If you have followed our blog, you know that we have spent quite a bit of time in Texas, a State so large that when you drive across it you usually have no choice but to spend quite a bit of time in it. As it is such a large place, the diversity of the landscape there can be amazing, the hill country, the modern and hip city of Austin, the Riverwalk in San Antonio, the Gulf Coast, Big Bend, and the list goes on and on. But for the most part, the large parts of Texas across which the Interstate Highways run is miles and miles of nothing, and the sooner you get through it the better. Having driven back and forth across the state more times than we like to count in the last year, we were pleased to cross it at the Panhandle, which blessedly is the narrowest part. What’s weird is, and I am not quite sure how or why Texas ended up with this appendage sticking up like a giant middle finger between Oklahoma and New Mexico, but as you leave the rolling hills of Oklahoma, and before you reach the colorful wind blown plateaus of New Mexico, you have to traverse the completely flat and nearly featureless prairies of the Texas Panhandle. It’s almost as if when they handed out the land, the early mapmakers took a look at the Panhandle and said “OK, this part sucks, we will give it to Texas”. Don’t get me wrong, if you look hard enough there is some scenic beauty, like the Palo Duro Canyon just outside of Amarillo. Texans boast (as Texans are known to do) that the Palo Duro is the “second largest canyon in the U.S”. This is a boast they fail to temper by telling you that means in overall size, not depth or length, and that the 120 mile long and 800 ft. deep canyon has a bit of a ways to go to reach the 277 mile length and 6,000 ft. depth of the Grand Canyon. Nonetheless, it is a thing of beauty in a land of flat plains, but you have to drive a considerable distance off the Interstate to find it, and we were just happy to see the “Welcome to New Mexico” sign in our windshield and the “Welcome to Texas” sign in our rear view mirror.

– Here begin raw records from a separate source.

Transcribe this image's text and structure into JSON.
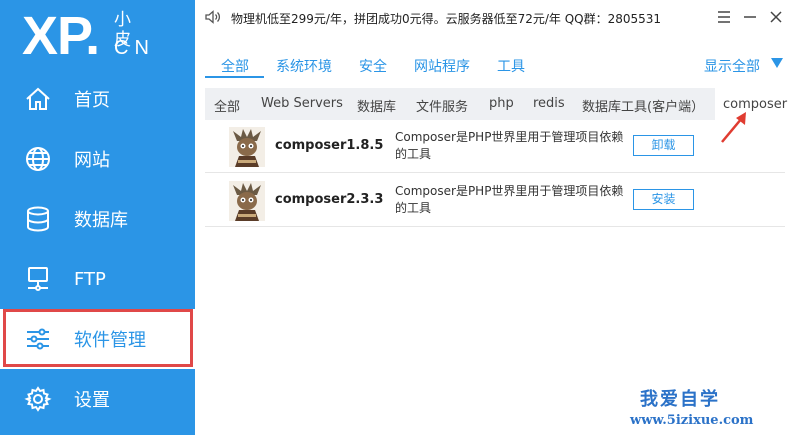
{
  "logo": {
    "main": "XP.",
    "top": "小皮",
    "bottom": "CN"
  },
  "sidebar": {
    "items": [
      {
        "label": "首页",
        "icon": "home-icon"
      },
      {
        "label": "网站",
        "icon": "globe-icon"
      },
      {
        "label": "数据库",
        "icon": "database-icon"
      },
      {
        "label": "FTP",
        "icon": "ftp-icon"
      },
      {
        "label": "软件管理",
        "icon": "sliders-icon"
      },
      {
        "label": "设置",
        "icon": "gear-icon"
      }
    ],
    "active_index": 4
  },
  "topbar": {
    "notice": "物理机低至299元/年，拼团成功0元得。云服务器低至72元/年 QQ群：2805531"
  },
  "tabs1": {
    "items": [
      "全部",
      "系统环境",
      "安全",
      "网站程序",
      "工具"
    ],
    "active_index": 0,
    "show_all": "显示全部"
  },
  "tabs2": {
    "items": [
      "全部",
      "Web Servers",
      "数据库",
      "文件服务",
      "php",
      "redis",
      "数据库工具(客户端）",
      "composer"
    ],
    "active_index": 7
  },
  "software": [
    {
      "name": "composer1.8.5",
      "desc": "Composer是PHP世界里用于管理项目依赖的工具",
      "action": "卸载"
    },
    {
      "name": "composer2.3.3",
      "desc": "Composer是PHP世界里用于管理项目依赖的工具",
      "action": "安装"
    }
  ],
  "watermark": {
    "line1": "我爱自学",
    "line2": "www.5izixue.com"
  },
  "colors": {
    "accent": "#2b95e6",
    "highlight": "#e04848"
  }
}
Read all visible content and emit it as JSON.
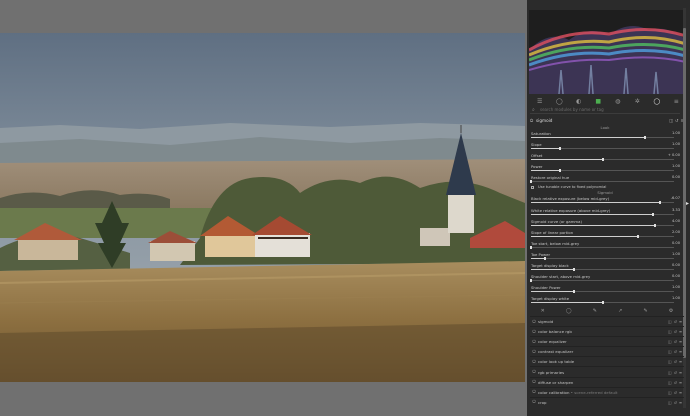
{
  "search": {
    "placeholder": "search modules by name or tag"
  },
  "module_groups": [
    {
      "icon": "sliders-icon"
    },
    {
      "icon": "circle-icon"
    },
    {
      "icon": "circle-half-icon"
    },
    {
      "icon": "color-square-icon"
    },
    {
      "icon": "drop-icon"
    },
    {
      "icon": "aperture-icon"
    },
    {
      "icon": "circle-outline-icon"
    },
    {
      "icon": "menu-icon"
    }
  ],
  "active_module": {
    "name": "sigmoid"
  },
  "sections": {
    "look": "Look",
    "sigmoid": "Sigmoid"
  },
  "look_sliders": [
    {
      "label": "Saturation",
      "value": "1.00",
      "fraction": 0.8
    },
    {
      "label": "Slope",
      "value": "1.00",
      "fraction": 0.2
    },
    {
      "label": "Offset",
      "value": "+ 0.00",
      "fraction": 0.5
    },
    {
      "label": "Power",
      "value": "1.00",
      "fraction": 0.2
    },
    {
      "label": "Restore original hue",
      "value": "0.00",
      "fraction": 0.0
    }
  ],
  "checkbox": {
    "label": "Use tunable curve to fixed polynomial"
  },
  "sigmoid_sliders": [
    {
      "label": "Black relative exposure (below mid-grey)",
      "value": "-6.07",
      "fraction": 0.9
    },
    {
      "label": "White relative exposure (above mid-grey)",
      "value": "3.33",
      "fraction": 0.85
    },
    {
      "label": "Sigmoid curve (or gamma)",
      "value": "4.00",
      "fraction": 0.87
    },
    {
      "label": "Slope of linear portion",
      "value": "2.00",
      "fraction": 0.75
    },
    {
      "label": "Toe start, below mid-grey",
      "value": "0.00",
      "fraction": 0.0
    },
    {
      "label": "Toe Power",
      "value": "1.00",
      "fraction": 0.1
    },
    {
      "label": "Target display black",
      "value": "0.00",
      "fraction": 0.3
    },
    {
      "label": "Shoulder start, above mid-grey",
      "value": "0.00",
      "fraction": 0.0
    },
    {
      "label": "Shoulder Power",
      "value": "1.00",
      "fraction": 0.3
    },
    {
      "label": "Target display white",
      "value": "1.00",
      "fraction": 0.5
    }
  ],
  "modules": [
    {
      "name": "sigmoid",
      "sub": ""
    },
    {
      "name": "color balance rgb",
      "sub": ""
    },
    {
      "name": "color equalizer",
      "sub": ""
    },
    {
      "name": "contrast equalizer",
      "sub": ""
    },
    {
      "name": "color look up table",
      "sub": ""
    },
    {
      "name": "rgb primaries",
      "sub": ""
    },
    {
      "name": "diffuse or sharpen",
      "sub": ""
    },
    {
      "name": "color calibration",
      "sub": "• scene-referred default"
    },
    {
      "name": "crop",
      "sub": ""
    }
  ]
}
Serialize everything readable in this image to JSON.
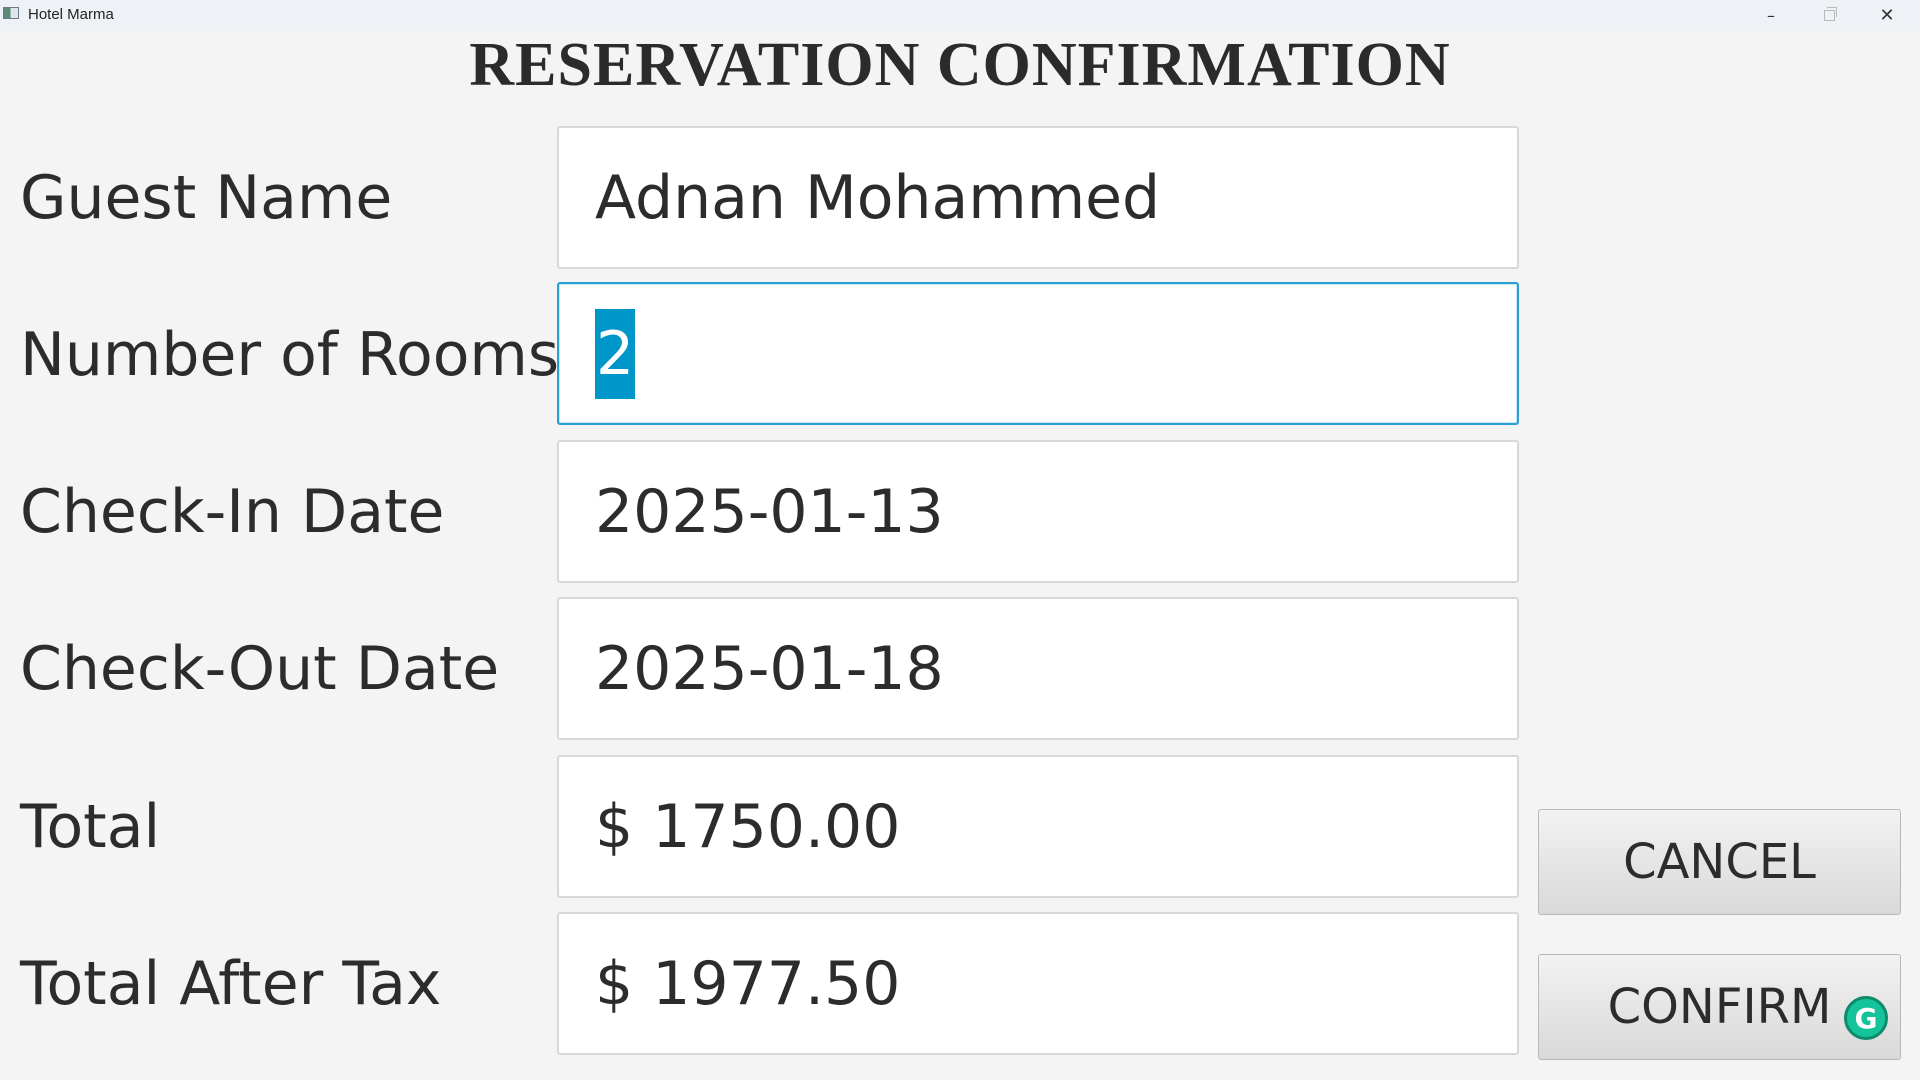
{
  "window": {
    "title": "Hotel Marma",
    "minimize_glyph": "–",
    "close_glyph": "✕"
  },
  "page": {
    "heading": "RESERVATION CONFIRMATION"
  },
  "form": {
    "guest_name": {
      "label": "Guest Name",
      "value": "Adnan Mohammed"
    },
    "rooms": {
      "label": "Number of Rooms",
      "value": "2"
    },
    "check_in": {
      "label": "Check-In Date",
      "value": "2025-01-13"
    },
    "check_out": {
      "label": "Check-Out Date",
      "value": "2025-01-18"
    },
    "total": {
      "label": "Total",
      "value": "$ 1750.00"
    },
    "total_after_tax": {
      "label": "Total After Tax",
      "value": "$ 1977.50"
    }
  },
  "actions": {
    "cancel_label": "CANCEL",
    "confirm_label": "CONFIRM"
  },
  "overlay": {
    "grammarly_glyph": "G",
    "grammarly_color": "#15c39a"
  },
  "colors": {
    "focus_border": "#2a9fd6",
    "selection": "#0096c9"
  }
}
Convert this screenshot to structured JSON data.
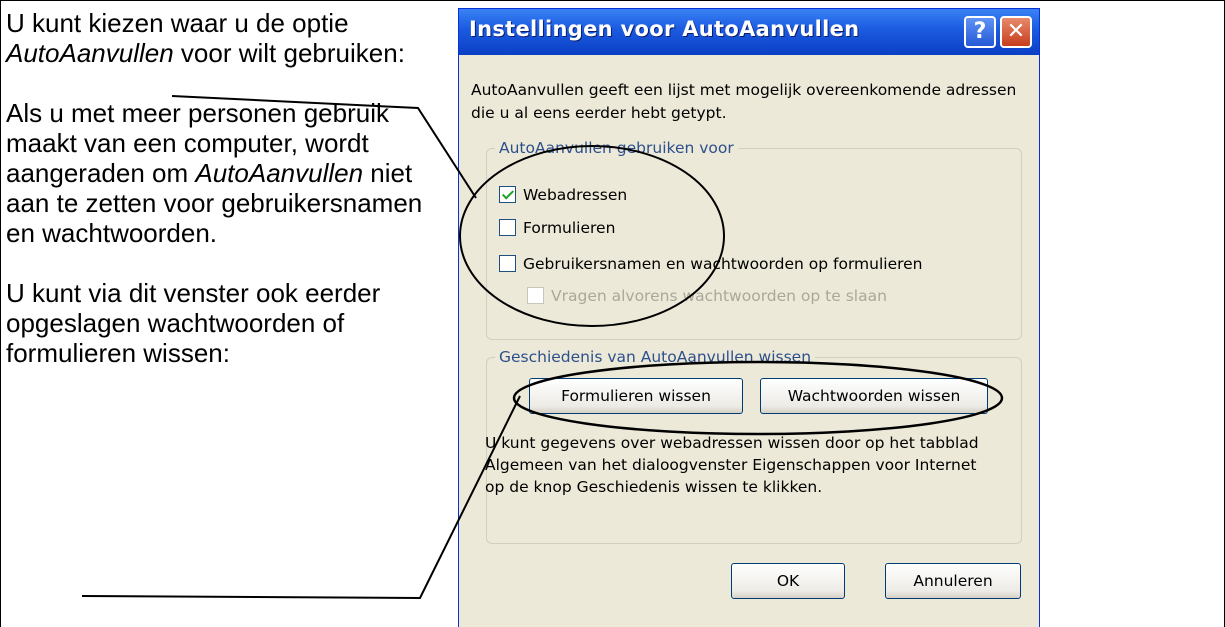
{
  "explanation": {
    "para1_prefix": "U kunt kiezen waar u de optie",
    "para1_italic": "AutoAanvullen",
    "para1_suffix": "voor wilt gebruiken:",
    "para2_prefix": "Als u met meer personen gebruik maakt van een computer, wordt aangeraden om",
    "para2_italic": "AutoAanvullen",
    "para2_suffix": "niet aan te zetten voor gebruikersnamen en wachtwoorden.",
    "para3": "U kunt via dit venster ook eerder opgeslagen wachtwoorden of formulieren wissen:"
  },
  "dialog": {
    "title": "Instellingen voor AutoAanvullen",
    "help_glyph": "?",
    "close_glyph": "✕",
    "intro": "AutoAanvullen geeft een lijst met mogelijk overeenkomende adressen die u al eens eerder hebt getypt.",
    "group_use": {
      "legend": "AutoAanvullen gebruiken voor",
      "options": [
        {
          "label": "Webadressen",
          "checked": true
        },
        {
          "label": "Formulieren",
          "checked": false
        },
        {
          "label": "Gebruikersnamen en wachtwoorden op formulieren",
          "checked": false
        },
        {
          "label": "Vragen alvorens wachtwoorden op te slaan",
          "checked": false,
          "disabled": true
        }
      ]
    },
    "group_clear": {
      "legend": "Geschiedenis van AutoAanvullen wissen",
      "clear_forms_button": "Formulieren wissen",
      "clear_passwords_button": "Wachtwoorden wissen",
      "note": "U kunt gegevens over webadressen wissen door op het tabblad Algemeen van het dialoogvenster Eigenschappen voor Internet op de knop Geschiedenis wissen te klikken."
    },
    "ok_button": "OK",
    "cancel_button": "Annuleren"
  }
}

Within hours we were approaching Santa Fe, and were welcomed by the brilliant blue sky and brisk cold temperatures. Santa Fe is a gem in the desert, and the “City Different” as it is known is not only one of the oldest in the country but one of the quirkiest as well. We look forward to enjoying it for a bit.